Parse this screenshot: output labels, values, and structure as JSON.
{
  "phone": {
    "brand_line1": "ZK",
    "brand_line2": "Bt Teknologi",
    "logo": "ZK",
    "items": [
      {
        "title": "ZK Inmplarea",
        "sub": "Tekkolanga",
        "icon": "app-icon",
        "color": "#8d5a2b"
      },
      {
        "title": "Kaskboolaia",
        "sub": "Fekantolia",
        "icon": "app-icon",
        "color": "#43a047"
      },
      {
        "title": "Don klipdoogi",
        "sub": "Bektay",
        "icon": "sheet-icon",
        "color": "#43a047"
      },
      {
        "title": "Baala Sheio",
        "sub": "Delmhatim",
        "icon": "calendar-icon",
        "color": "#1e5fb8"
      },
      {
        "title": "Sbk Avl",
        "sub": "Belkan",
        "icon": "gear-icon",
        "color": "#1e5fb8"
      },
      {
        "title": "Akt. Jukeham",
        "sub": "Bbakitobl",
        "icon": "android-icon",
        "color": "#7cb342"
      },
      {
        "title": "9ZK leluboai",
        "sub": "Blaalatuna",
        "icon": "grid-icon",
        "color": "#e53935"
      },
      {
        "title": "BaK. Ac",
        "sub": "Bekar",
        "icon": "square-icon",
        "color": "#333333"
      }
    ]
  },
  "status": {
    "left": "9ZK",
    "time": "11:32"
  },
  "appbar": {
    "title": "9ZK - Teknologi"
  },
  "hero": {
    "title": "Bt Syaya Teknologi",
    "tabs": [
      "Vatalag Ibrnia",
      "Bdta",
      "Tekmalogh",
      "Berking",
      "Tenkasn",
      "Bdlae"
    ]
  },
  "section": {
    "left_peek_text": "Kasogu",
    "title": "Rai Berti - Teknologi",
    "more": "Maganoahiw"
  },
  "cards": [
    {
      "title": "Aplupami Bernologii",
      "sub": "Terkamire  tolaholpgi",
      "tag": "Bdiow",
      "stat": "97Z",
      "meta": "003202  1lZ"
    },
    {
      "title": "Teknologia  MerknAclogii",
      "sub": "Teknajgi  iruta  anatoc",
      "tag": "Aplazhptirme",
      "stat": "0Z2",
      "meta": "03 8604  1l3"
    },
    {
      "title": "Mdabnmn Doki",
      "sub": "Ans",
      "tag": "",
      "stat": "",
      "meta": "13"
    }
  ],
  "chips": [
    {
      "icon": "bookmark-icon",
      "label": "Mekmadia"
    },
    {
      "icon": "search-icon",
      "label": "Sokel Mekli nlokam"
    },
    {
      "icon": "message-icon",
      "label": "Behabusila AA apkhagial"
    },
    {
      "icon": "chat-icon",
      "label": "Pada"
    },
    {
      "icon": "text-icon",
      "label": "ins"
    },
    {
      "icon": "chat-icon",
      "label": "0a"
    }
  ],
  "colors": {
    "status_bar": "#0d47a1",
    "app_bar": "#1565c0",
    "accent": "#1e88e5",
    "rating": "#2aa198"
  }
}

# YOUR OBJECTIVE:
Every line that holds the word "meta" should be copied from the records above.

# RESULT OF THIS TASK:
      "meta": "003202  1lZ"
      "meta": "03 8604  1l3"
      "meta": "13"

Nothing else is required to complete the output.